The Press Talks
In the mood for love from all sides? This CD just may be perfect for you. On this CD, Suvalsky sings about every possibility of love. You will find yourself, fondly, affectionately, and even emotionally, attached. …because of the strong sense of emotion, heart and feeling in his music. All can (relate), and that is what makes his music so affective to his listeners. If he is not (yet) a favorite, once you have experienced his music he will be.—Alona Washburn, JazzReview.com
Andrew Suvalsky deserves to be commended on this debut. He truly shines on the jazz standards. He takes on “Alright, Okay, You Win” masterfully, lending it a bluesy feel that gives him a lot of opportunities to show his chops. His spirited performance on Cole Porter's obscure “You'd Be So Nice To Come Home To” is remarkable. So is the Earl Brent/Matt Dennis tune “Angel Eyes,” featuring a very good, down-to-the-basics piano and vocal combination (with great playing by pianist Wells Hanley)—which is appropriate for a song that was immortalized by the likes of Ella Fitzgerald and Sinatra. I can't help but hope that Suvalsky graces us with a complete jazz album, which would make him a welcome addition to the world of male vocalists.—Ernest Bartledes, All About Jazz
An effervescent fusion of classic pop, jazz, and blues, the album, at once versatile, sexy, inviting, intimate and upbeat, owes its success to the artist’s versatile voice. His performances are so vibrant it’s as if he is in the room, personally serenading you.—Rachel Stillman, Edge New York
Suvalsky brings a certain laid back relaxed jazz tinged style to the proceedings...the production, backing vocals even the atmosphere are smooth and polished. Vintage Pop and Jazz Sides hints at what deeper treasure trove Suvalsky can mine in his next release.—Kurt von Behrmann, Associate Editor, Outlook Arizona
—Ames, Stonewall News Northwest
Hunky, stubbly Andrew Suvalsky has been performing his mix of pop, rock and jazz tunes in New York with sets that routinely level the field between musical genres, with the common threads of well-crafted songs and (his) "white chocolate" voice pulling everything together.
Suvalsky's voice is rich and mellow, capable of great range and depth.
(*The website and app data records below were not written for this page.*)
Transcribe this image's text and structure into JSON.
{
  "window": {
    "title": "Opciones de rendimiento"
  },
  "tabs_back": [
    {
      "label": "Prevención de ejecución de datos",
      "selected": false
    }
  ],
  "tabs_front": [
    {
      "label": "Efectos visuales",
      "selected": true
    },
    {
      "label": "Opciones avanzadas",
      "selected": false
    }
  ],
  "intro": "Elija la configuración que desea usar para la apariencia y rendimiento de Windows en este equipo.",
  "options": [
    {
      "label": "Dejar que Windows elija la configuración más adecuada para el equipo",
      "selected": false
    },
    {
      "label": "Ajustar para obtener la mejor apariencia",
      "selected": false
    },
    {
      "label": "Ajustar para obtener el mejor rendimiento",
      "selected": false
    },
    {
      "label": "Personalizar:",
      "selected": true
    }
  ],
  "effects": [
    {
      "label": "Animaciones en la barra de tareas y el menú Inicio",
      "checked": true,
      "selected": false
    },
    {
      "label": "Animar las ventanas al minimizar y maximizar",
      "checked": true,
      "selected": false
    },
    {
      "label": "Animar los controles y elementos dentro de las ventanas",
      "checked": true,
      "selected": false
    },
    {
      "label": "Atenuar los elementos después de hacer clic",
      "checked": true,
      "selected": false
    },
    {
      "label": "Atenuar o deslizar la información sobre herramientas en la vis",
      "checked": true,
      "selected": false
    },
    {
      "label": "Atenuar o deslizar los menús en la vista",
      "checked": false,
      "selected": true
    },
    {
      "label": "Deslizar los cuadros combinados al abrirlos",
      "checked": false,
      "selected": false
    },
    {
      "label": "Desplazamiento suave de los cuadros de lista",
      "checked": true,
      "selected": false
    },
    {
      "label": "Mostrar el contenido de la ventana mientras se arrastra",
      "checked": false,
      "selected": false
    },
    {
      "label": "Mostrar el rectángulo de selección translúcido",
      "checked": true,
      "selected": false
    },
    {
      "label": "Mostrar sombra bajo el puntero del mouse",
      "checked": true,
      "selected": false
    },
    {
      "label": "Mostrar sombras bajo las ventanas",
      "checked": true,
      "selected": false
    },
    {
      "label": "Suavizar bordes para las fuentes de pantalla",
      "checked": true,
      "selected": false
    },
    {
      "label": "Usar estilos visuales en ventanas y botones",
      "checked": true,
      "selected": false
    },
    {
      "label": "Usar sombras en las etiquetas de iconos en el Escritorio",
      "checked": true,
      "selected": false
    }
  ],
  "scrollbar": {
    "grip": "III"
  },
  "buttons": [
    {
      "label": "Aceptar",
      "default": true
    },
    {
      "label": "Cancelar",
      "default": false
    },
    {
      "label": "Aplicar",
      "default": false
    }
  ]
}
He moves effortlessly from soul to rock to jazz. ...Andrew's blue-eyed soul shines on tracks like "We're in This Love Together" and Roy Orbison's "Crying."
Laid out as a lose song cycle, the mood shifts to classic rock...into a jazz set (with songs) that are all classy, respectful interpretations of old favorites.
This is a fun album with a bold ambition to prove that a quality song is worthy of attention, regardless of genre. Suvalsky is a vocal talent to be reckoned with, and if this debut album is any indication, he will create ripples far and wide.